Crisis response

Honda’s Kumamoto Factory and dealers were substantially damaged as a result of a series of large earthquakes that hit Kumamoto and other parts of Kyushu in April 2016. In response to the emergency, Honda set up a Global Emergency Headquarters and made all out company-wide efforts for recovery of not just the Kumamoto Factory but also suppliers and regional communities.

In FY2017, Honda implemented a verification of its crisis response for the Kumamoto earthquakes, and the issues that became evident were reflected in the Global Emergency Headquarters Manual and the manual was revised.

In FY2018, Honda implemented drills using the revised manual and confirmed the manual’s effectiveness.

Honda is striving to improve its crisis response capabilities through drills by the Global Emergency Headquarters while newly establishing venues (group leader meetings) for discussions concerning crises during ordinary times. By doing so, Honda is working to create a culture that enables effective cooperation when a crisis occurs.

Also with regard to disaster drills, besides ensuring the safety of human life and procedures to account for its associates, from FY2017 Honda has continuously held training from a business continuity planning (BCP) viewpoint on procedures to share information for the purpose of identifying the impact on business at an earlier stage.

Information Management

To ensure the protection of the personal information of our customers, associates and others, the proper handling of company information, and in response to the increase in the handling of high-level, confidential information globally such as 3D data, Honda formulated the Global Confidentiality Policy (GCP). The Company also established the Global Confidentiality Committee in FY2015 and created a committee to promote regional information management with the Chief Officer of the Human Resources and Corporate Governance Operations as its chairperson. This enables measures such as regulations to be established and monitoring of the status of confidential information management promoting information management on a global scale. At a meeting of the Global Confidentiality Committee held in FY2018, Honda confirmed that the establishment of an information management system has been completed in each region and determined the confidentiality action policies and initiatives for the next three years starting from FY2019. Activities have been already initiated under these policies and initiatives.

In addition to the already implemented Global Privacy Policy (GPP) and the Electronic Conferencing Policy, Global Document Management Regulations were decided at a Global Confidentiality Committee meeting held in December 2016 and the formulation of all GCP-related regulations has been completed.

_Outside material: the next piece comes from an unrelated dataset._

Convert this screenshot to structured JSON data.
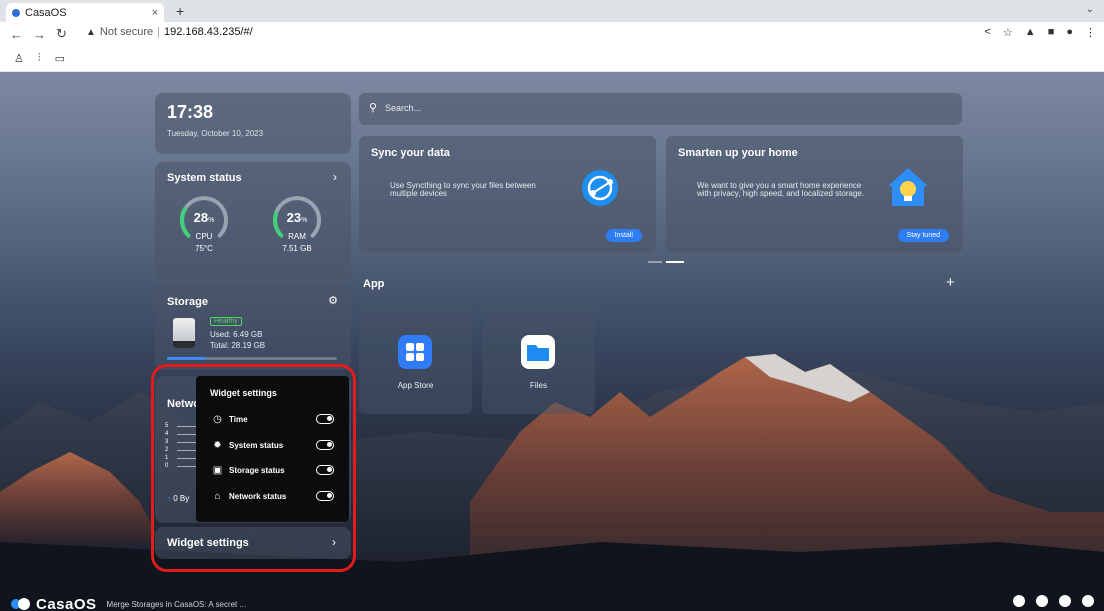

In Japan, we promote initiatives to strengthen information management throughout the year, led by the Japan Confidentiality Committee.

The Global Confidentiality Committee and Japan Confidentiality Committee are collaborating in responding to cyberattacks that have become increasingly sophisticated and complex in recent years and are implementing initiatives for strengthening information security.

Protection of Personal Information

In each department subject to Honda’s personal information management policy, the Company appoints persons to handle information, supervise information and manage information and requires all of them to receive training on the protection of personal information.

Also, restrictions are placed on access to digital data containing personal information and an access log is kept. Personal information in print form is stored with rigorous security, including in cabinets with locks. The Company conducts a review of personal information at least once each year and any unnecessary personal information is deleted.

In Japan, Honda formulated a new Specific Personal Information Management Policy in November 2015 in response to the enactment of the Japanese “My Number Act.” Honda has also made an appropriate response to the Amended Act on the Protection of Personal Information, which took full effect in May 2017.

In FY2018, no complaints were filed with Honda globally concerning any leak of personal information.